    The resistance of hypoxic cells to radiation, due to the oxygen dependence of radiosensitivity, is well known and must be taken into account to accurately calculate the radiation induced cell death. A proper modelling of the response of tumours to radiation requires deriving the distribution of oxygen at a microscopic scale. This usually involves solving the reaction-diffusion equation in tumour voxels using a vascularization distribution model. Moreover, re-oxygenation arises during the course of radiotherapy, one reason being the increase of available oxygen caused by cell killing, which can turn hypoxic tumours into oxic. In this work we study the effect of cell death kinetics in tumour oxygenation modelling, analysing how it affects the timing of re-oxygenation, surviving fraction and tumour control. Two models of cell death are compared, an instantaneous cell killing, mimicking early apoptosis, and a delayed cell death scenario in which cells can die shortly after being damaged, as well as long after irradiation. For each of these scenarios, the decrease in oxygen consumption due to cell death can be computed globally (macroscopic voxel average) or locally (microscopic). A re-oxygenation model already used in the literature, the so called full re-oxygenation, is also considered. The impact of cell death kinetics and re-oxygenation on tumour responses is illustrated for two radiotherapy fractionation schemes: a conventional schedule, and a hypofractionated treatment. The results show large differences in the doses needed to achieve 50% tumour control for the investigated cell death models. Moreover, the models affect the tumour responses differently depending on the treatment schedule. This corroborates the complex nature of re-oxygenation, showing the need to take into account the kinetics of cell death in radiation response models.

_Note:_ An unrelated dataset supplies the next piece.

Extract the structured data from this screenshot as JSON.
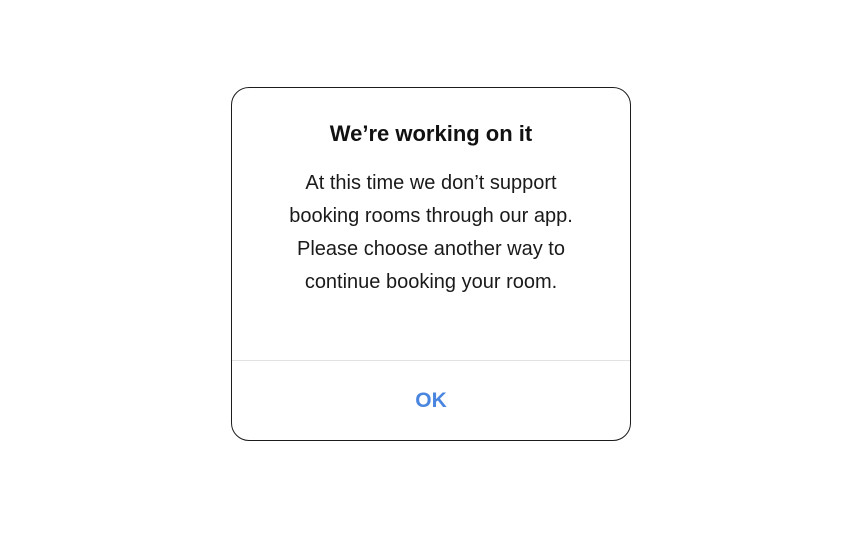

  15. Modelling radiation-induced cell death and tumour re-oxygenation: local versus global and instant versus delayed cell death.